The party said it was aiming to have the headquarters open next year.
Its current base is in Matthew Parker Street, located close to Westminster.
Ms Milling is set to add: “Leeds is a key part of our plan to build back better for the people of this country and building a campaign presence there reinforces our commitment to that task.”
Steve Barclay: Parliament should have more of a voice on lockdown decisions
The Government agrees with Sir Graham Brady that Parliament should have more of a voice, Steve Barclay has said.
Speaking at the Conservative party conference, the Treasury minister said it was “important parliament has a voice” but suggested ministers would never be able to please everyone.
“One lobby group will say we are moving too fast, another will say we are moving too slow,” he notes. “But it is important that Parliament has a voice and the PM has been clear on that.”

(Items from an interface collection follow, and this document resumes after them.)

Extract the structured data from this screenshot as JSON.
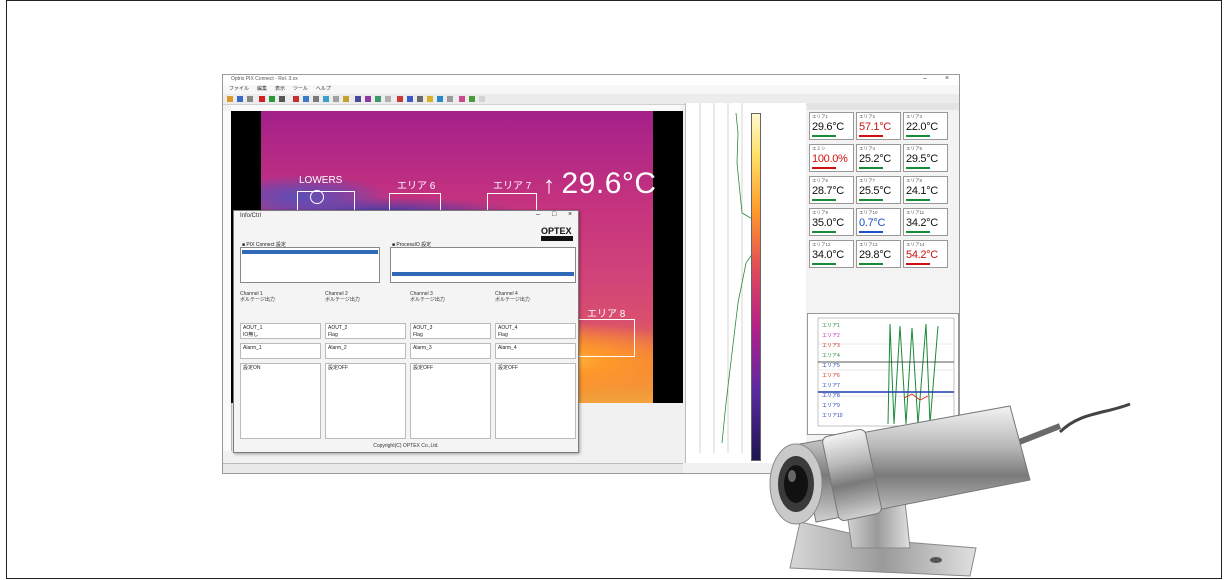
{
  "window": {
    "title": "Optris PIX Connect - Rel. 3.xx"
  },
  "menubar": {
    "items": [
      "ファイル",
      "編集",
      "表示",
      "ツール",
      "ヘルプ"
    ]
  },
  "thermal": {
    "big_reading": "29.6°C",
    "arrow": "↑",
    "rois": [
      "エリア 6",
      "エリア 7",
      "エリア 8"
    ],
    "hotspot_label": "LOWERS"
  },
  "measure_grid": {
    "cells": [
      {
        "label": "エリア1",
        "value": "29.6°C",
        "color": "#111111"
      },
      {
        "label": "エリア2",
        "value": "57.1°C",
        "color": "#d01010"
      },
      {
        "label": "エリア3",
        "value": "22.0°C",
        "color": "#111111"
      },
      {
        "label": "エミシ",
        "value": "100.0%",
        "color": "#d01010"
      },
      {
        "label": "エリア4",
        "value": "25.2°C",
        "color": "#111111"
      },
      {
        "label": "エリア5",
        "value": "29.5°C",
        "color": "#111111"
      },
      {
        "label": "エリア6",
        "value": "28.7°C",
        "color": "#111111"
      },
      {
        "label": "エリア7",
        "value": "25.5°C",
        "color": "#111111"
      },
      {
        "label": "エリア8",
        "value": "24.1°C",
        "color": "#111111"
      },
      {
        "label": "エリア9",
        "value": "35.0°C",
        "color": "#111111"
      },
      {
        "label": "エリア10",
        "value": "0.7°C",
        "color": "#1c50c8"
      },
      {
        "label": "エリア11",
        "value": "34.2°C",
        "color": "#111111"
      },
      {
        "label": "エリア12",
        "value": "34.0°C",
        "color": "#111111"
      },
      {
        "label": "エリア13",
        "value": "29.8°C",
        "color": "#111111"
      },
      {
        "label": "エリア14",
        "value": "54.2°C",
        "color": "#d01010"
      }
    ]
  },
  "trend": {
    "legend": [
      "エリア1",
      "エリア2",
      "エリア3",
      "エリア4",
      "エリア5",
      "エリア6",
      "エリア7",
      "エリア8",
      "エリア9",
      "エリア10"
    ]
  },
  "dialog": {
    "title": "Info/Ctrl",
    "brand": "OPTEX",
    "footer": "Copyright(C) OPTEX Co.,Ltd.",
    "list_left_title": "■ PIX Connect 設定",
    "list_right_title": "■ ProcessIO 設定",
    "columns": [
      {
        "head": "Channel 1",
        "sub": "ボルテージ出力",
        "box1": "AOUT_1",
        "box2": "IO無し",
        "alarm": "Alarm_1",
        "tail": "設定ON"
      },
      {
        "head": "Channel 2",
        "sub": "ボルテージ出力",
        "box1": "AOUT_2",
        "box2": "Flag",
        "alarm": "Alarm_2",
        "tail": "設定OFF"
      },
      {
        "head": "Channel 3",
        "sub": "ボルテージ出力",
        "box1": "AOUT_3",
        "box2": "Flag",
        "alarm": "Alarm_3",
        "tail": "設定OFF"
      },
      {
        "head": "Channel 4",
        "sub": "ボルテージ出力",
        "box1": "AOUT_4",
        "box2": "Flag",
        "alarm": "Alarm_4",
        "tail": "設定OFF"
      }
    ]
  },
  "colors": {
    "accent": "#2f6ab8",
    "alarm": "#d01010"
  }
}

Asked about the prospect of a second lockdown, he rolls out the usual line about not wanting to have it, but not ruling it out.
‘Scrutiny is meant to be inconvenient’: How rebels won their battle for lockdown votes
Steve Barclay: Airport testing a ‘key priority’ for Government
Steve Barclay does not give any detail of what this airport testing announcement could be, but he does highlight the programmes that are in place in other parts of the world.
He also hints there may be a two-pronged strategy, suggesting that business travellers will have different needs to tourists.
“There are a number of issues within the wider question of testing,” he says. “We are acutely aware, both in Treasury and across Government, that this is a key issue with sector and I hope the Government will be in position to say more about this in the coming days.”
He adds it is a “very live” issue and “we absolutely hear the industry”. It is a “key priority”, he adds.
Airport testing announcement to be made in ‘coming days’ says Treasury minister
Good morning from the first virtual Conservative party conference. Outside might be grim but in the virtual world the sun never sets…. or maybe that’s just conference life.
Steve Barclay has started his chat with Heathrow boss John Holland-Kaye, who has urged the Government to help make Global Britain a reality by ensuring the airport builds on its role as a hub for international travel.
He also raised testing, something he has been pleading with the Government to introduce for months.
The Treasury minister says they recognise the “strategic” importance of the airport.
He turns to testing, which he says is a “key priority”. Mr Barclay also confirms that Grant Shapps, the Transport Secretary, and Matt Hancock, the Health Secretary, to make an announcement on this “in the coming days”.
The conference is off to a strong start already.